Adel Elseri and Said Fayad hope that the tongue-mounted toothbrush, which is their invention, will make them rich. You slip the device over your tongue and scrub away. Apparently it's one-time use only. Check out their facebook page for more info. [edmonton journal]
Would you set yourself on fire for beauty? According to The Inquisitr, the Fire Treatment (aka Huǒ liáo) is the hot new thing in China:
The process involves an esthetician or spa employee draping target areas of the face and body with alcohol and secret elixir saturated towels. The person, more specifically the towel the person is wearing, is set ablaze. Moments later the towel is extinguished. The fiery beauty regime is supposedly based off ancient Chinese medicine. The dangerous treatment is intended to eliminate dull skin, aid in the common cold, and revert obesity.
GeoBeatsNews reports on an experimental London-based project to feed pigeons a special diet that'll make them poop soap. That way, instead of dirtying the city as they fly around, they'll clean it.
The video makes it sound like this is an official government-sponsored project. But as far as I can tell, it's an art project called "Pigeon D'Or" by Cohen Van Balen. That is, it's probably not really happening. Van Balen offers this description of the project:
With the help of biochemist James Chappell, we have used synthetic biology to design and create a bacteria that can modify the metabolism of pigeons. To achieve this, we have created a new biobrick, or standard biological part, that when added to the genetic information of the bacteria, creates lipase. We have also used a biobrick that lowers the ph. The result is a biological device that produces a kind of window-soap. We have built this device in the bacteria Lactobacillus, which is a bacteria that naturally occurs in the digestive tract. So when feeding this bacteria to a pigeon, it should produce and defecate biological soap.
Marvel Whirling Spray was a feminine hygiene product marketed in the early 20th century. It stopped being made and fell into obscurity for 100 years until the early 21st century, when it earned a place in comic-book history.
Alan Moore included a reprint of one of the Marvel Whirling Spray ads in an issue of The League of Extraordinary Gentlemen (Vol. 1, #5). An executive at DC (publishers of the comic) saw the ad and became worried that their rival, Marvel Comics, would take offense — even though Marvel Whirling Spray was a real product that existed before Marvel Comics. So he ordered the entire print run destroyed. The few copies that survived are now considered rare collector's items. More details at recalledcomics.com.
Having your mouth washed out with soap is traditionally thought of as a punishment, but Dr. Gerald Judd doesn't think so. He's leading a campaign to convince everyone to stop using toothpaste, and brush their teeth with soap instead. He writes:

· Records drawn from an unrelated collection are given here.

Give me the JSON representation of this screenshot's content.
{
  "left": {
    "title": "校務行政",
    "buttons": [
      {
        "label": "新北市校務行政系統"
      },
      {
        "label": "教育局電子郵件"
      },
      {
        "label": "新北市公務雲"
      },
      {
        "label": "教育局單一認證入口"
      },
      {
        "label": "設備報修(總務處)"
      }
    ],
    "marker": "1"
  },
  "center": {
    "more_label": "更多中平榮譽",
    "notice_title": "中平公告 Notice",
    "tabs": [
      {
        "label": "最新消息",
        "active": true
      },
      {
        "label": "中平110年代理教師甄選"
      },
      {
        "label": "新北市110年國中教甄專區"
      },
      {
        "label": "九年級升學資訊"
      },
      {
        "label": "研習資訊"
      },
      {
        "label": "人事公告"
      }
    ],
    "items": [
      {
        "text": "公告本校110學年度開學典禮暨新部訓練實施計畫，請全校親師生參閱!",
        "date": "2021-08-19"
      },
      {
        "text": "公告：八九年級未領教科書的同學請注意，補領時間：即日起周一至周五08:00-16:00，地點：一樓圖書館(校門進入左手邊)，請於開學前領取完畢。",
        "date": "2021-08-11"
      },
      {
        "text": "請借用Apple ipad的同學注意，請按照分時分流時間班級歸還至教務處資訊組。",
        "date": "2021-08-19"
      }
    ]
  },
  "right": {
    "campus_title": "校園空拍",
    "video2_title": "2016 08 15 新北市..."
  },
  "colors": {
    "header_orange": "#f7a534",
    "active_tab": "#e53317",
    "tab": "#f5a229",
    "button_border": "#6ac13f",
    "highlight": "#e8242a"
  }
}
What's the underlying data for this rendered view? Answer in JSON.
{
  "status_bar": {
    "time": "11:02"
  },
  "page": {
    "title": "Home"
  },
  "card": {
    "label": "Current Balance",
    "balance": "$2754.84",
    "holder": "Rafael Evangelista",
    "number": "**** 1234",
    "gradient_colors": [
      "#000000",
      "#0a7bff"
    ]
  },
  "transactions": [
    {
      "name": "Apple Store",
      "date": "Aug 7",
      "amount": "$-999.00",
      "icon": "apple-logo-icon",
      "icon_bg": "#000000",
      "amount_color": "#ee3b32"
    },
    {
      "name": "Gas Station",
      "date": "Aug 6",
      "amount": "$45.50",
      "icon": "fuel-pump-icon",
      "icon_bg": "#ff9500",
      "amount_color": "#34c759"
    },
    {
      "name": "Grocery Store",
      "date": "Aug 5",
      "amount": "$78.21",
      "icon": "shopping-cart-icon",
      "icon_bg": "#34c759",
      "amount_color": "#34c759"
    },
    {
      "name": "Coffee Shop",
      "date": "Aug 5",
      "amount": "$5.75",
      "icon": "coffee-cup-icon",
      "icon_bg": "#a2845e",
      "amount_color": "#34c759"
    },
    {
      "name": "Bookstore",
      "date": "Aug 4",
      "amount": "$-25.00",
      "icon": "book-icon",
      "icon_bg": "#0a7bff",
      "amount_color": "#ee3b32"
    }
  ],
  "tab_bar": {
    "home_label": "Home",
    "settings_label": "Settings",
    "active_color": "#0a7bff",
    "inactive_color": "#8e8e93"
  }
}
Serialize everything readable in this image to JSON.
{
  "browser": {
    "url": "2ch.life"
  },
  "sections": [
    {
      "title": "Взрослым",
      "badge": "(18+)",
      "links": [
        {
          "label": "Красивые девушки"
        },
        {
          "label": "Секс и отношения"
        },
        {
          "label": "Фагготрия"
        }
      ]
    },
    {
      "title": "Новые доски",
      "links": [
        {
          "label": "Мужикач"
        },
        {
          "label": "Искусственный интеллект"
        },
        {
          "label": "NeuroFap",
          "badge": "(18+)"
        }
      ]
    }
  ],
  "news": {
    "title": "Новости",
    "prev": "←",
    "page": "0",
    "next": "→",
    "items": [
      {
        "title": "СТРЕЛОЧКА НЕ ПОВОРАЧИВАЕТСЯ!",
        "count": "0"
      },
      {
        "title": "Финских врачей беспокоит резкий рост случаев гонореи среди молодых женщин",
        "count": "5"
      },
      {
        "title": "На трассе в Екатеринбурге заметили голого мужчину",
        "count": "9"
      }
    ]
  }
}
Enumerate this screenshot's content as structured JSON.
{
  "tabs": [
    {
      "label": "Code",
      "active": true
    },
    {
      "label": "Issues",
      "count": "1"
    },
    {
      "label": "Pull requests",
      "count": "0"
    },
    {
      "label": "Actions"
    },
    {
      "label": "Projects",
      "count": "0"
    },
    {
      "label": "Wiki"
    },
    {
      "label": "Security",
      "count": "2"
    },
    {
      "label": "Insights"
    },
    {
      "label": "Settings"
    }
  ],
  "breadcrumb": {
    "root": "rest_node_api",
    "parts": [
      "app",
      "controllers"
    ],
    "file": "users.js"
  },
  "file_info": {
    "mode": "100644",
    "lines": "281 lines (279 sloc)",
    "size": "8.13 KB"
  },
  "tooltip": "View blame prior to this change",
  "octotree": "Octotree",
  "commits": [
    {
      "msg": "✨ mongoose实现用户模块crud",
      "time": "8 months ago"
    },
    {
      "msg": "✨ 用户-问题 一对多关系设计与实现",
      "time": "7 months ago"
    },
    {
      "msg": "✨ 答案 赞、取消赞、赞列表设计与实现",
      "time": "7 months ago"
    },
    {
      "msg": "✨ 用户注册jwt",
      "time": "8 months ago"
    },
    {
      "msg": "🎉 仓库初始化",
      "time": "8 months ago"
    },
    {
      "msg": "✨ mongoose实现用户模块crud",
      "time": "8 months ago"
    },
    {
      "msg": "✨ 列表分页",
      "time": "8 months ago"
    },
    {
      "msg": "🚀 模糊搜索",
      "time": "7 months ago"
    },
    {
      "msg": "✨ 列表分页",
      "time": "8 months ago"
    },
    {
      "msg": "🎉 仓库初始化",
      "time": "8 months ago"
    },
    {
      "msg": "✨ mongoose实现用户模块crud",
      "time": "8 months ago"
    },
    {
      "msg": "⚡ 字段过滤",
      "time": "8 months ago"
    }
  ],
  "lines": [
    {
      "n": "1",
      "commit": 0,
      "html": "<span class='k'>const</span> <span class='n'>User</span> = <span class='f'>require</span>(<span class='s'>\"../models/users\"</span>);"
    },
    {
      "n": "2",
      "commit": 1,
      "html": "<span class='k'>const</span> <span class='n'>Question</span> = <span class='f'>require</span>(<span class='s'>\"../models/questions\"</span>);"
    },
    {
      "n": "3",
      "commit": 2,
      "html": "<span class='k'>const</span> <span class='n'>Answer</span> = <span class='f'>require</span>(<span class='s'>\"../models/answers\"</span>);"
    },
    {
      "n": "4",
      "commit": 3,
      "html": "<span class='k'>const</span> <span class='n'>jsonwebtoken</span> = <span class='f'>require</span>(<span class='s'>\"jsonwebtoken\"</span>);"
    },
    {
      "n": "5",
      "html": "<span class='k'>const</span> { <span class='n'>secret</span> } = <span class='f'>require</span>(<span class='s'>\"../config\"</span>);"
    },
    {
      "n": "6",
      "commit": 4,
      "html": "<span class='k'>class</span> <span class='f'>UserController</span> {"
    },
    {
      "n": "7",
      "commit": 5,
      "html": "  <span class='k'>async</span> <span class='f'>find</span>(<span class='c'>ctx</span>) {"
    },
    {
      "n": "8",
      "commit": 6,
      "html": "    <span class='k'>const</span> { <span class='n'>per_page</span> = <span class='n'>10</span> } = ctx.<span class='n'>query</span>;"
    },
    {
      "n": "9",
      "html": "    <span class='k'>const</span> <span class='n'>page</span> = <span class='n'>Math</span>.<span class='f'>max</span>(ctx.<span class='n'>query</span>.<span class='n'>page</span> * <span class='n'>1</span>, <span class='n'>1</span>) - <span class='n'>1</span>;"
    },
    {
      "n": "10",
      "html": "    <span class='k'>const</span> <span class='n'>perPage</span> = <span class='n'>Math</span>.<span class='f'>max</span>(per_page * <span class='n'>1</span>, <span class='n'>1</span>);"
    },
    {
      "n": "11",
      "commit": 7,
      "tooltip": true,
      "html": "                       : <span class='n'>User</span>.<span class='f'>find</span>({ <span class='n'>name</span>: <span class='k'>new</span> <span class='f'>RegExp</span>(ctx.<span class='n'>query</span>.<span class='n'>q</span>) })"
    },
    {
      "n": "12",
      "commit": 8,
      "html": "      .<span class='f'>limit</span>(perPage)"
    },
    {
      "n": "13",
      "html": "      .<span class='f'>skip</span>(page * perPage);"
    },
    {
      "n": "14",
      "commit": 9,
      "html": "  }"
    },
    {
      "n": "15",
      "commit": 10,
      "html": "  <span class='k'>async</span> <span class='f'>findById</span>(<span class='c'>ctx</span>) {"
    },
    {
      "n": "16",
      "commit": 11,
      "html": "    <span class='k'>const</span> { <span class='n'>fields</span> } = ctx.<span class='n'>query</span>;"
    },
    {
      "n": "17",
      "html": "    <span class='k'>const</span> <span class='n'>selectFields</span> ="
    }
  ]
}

Teeth are best cleaned by brushing with any bar (not liquid) soap. Bar soap does an excellent job in cleaning tooth surfaces, enabling the enamel to thicken and causing the teeth to become less sensitive.
Toothpastes containing glycerine—which most do—are very sticky, requiring over 20 rinses to remove it from tooth surfaces. Glycerine-containing toothpastes leave a residual film, preventing the teeth from proper re-enamelization. Soap, on the other hand, is removed with two rinses.
Maybe he's onto something. I have no idea. But for now I think I'll stick with toothpaste.
Perhaps you recall the commercials with Madge the Manicurist, where she recommended Palmolive soap for its skin-softening qualities.
Well, Madge had nothing on a campaign from early in the century, for Whiz Soap, which informed customers that they could use Whiz to clean, oh, filthy farm equipment, and then use the same stuff for their personal bathing.
[Click to enlarge for readability]
There seem to be lots of antique Whiz containers around for sale, if you want to commemorate this product in your home.